With the Comic Supplement Idea, you can expect to find Gene Morgan at his funnise, merry songs and up-to-the-minute dances are a part of the treat that is in store for you during the days that this wonderful "Idea" plays the Boulevard Theater--and remember "Paris" is the screen attraction, also the always interesting International news Reel and a selected comedy. This is indeed a treat complete. Too wonderful to miss. Remember the dates.
ALWAYS THE GREATEST SHOW IN TOWN -- ALWAYS
"IT'S ALWAYS COOL AT THE BOULEVARD"
Wednesday, Thursday, Friday, Saturday, August 18-19-20-21
for just to-day-but for always
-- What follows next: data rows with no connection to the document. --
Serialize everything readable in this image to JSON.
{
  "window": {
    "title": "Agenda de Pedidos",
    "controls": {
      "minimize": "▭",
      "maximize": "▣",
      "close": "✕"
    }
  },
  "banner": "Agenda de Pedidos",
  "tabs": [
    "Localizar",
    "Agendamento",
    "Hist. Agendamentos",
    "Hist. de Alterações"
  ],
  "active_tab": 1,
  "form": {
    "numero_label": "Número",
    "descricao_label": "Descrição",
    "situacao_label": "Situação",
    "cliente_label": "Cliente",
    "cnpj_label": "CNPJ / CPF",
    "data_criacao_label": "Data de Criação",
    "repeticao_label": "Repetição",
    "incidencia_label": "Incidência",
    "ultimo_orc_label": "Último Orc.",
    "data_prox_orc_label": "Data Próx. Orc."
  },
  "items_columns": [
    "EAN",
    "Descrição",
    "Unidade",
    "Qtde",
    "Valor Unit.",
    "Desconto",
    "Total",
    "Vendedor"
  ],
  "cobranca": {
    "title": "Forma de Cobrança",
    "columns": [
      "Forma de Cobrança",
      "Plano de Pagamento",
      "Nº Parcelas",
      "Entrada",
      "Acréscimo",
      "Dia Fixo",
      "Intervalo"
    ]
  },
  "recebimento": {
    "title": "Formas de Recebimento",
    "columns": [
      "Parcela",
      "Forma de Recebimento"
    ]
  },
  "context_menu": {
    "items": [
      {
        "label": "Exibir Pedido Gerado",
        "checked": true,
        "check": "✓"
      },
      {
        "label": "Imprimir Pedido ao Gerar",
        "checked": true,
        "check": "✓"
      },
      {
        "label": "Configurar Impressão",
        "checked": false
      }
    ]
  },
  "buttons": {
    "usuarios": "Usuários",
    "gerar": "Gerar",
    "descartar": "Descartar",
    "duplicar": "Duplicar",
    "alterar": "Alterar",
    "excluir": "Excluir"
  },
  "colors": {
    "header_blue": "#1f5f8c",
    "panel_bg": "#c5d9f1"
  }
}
ERATION OF HANDSOME YOUTH
"The Wilderness Woman," which starts Wednesday, August 19, at the Boulevard Theatre, is glowing testimory to the originality of that super-fine producer, Robert T. Kane.
"The Wilderness Woman" is a first rate picture, a highly diverting comedy-melodrama that is thrillingly sustaining. And more that that, it displays outstanding originality.
Wo, for instance, would have foreseen that Aileen Pringle, she of the stately Elinor Glyn roles and the clinging gowns, possessed ability as a comedienne? who would have thought of casting Lowell Sherman as a hero instead of the conventional heavy that he has done so many times? And who, again, would have put the walrus-moustached Chester Conklin in a role so closely related to Miss Pringle's as that of her father?
Who indeed? Well, the answer is, Robert Kane.
Miss Pringle and Mr. Conklin appear as uncouth Alaskans, new-rich with a million. They descend on New York in outlandish clothes, ignorant of the restrictions and conventions of modern civilization and possessed of a bear cub which strikes terror into the hearts of trainmen and bellboys, and who has as difficult a time in the great city as do his owners.
All of which is responsible for comedy of the most hilarious nature. But there is an amply sustaining vein of melodrama. Lowell Sherman as the hero and Henry Vibart and Robert Cain as the heavies are responsible for carrying this element of the picture, and they do it well.
Remember: "It's Always Cool at the Boulevard"
ALWAYS THE GREATEST SHOW IN TOWN
THE THEATRE WITH DISTINCTION
May McAvoy slipped a good joke across on Ben Lyon down in Florida recently while they were shooting exterior scenes for "The Savage," the new First National picture which is coming to the Boulevard, August.
You see, Ben had to grow a large sized beard for this picture, as he is the Savage. Tired of being the center of all eyes, Ben decided to have some company, so he offered a prize of fifty dollars for the member of the uit who could grow the longest beard before starting back for New York. the race was on, and Ben was not so conspicuous.
Came the judging day. A very tiny young man with a beard a foot in length walked up to Ben, Earl hudson and Directory Fred Newmeyer, the judges, to be measured. Ben let out ayell. The prize was handed to the young man forthwith and with no questions asked.
Then May removed her false beard. She had dressed lkie (sic) a man and sonned the beard to put on over on Ben. Ben objected when he saw the hoax, but Hudson and Newmeyer overruled him and the prize stayed as was.
Future attractions booked for early showing at the Boulevard theatre:
ALWAYS -- THE GREATEST SHOW IN TOWN -- ALWAYS
More Information on the Boulevard Theatre...
Last Modified March 16, 2013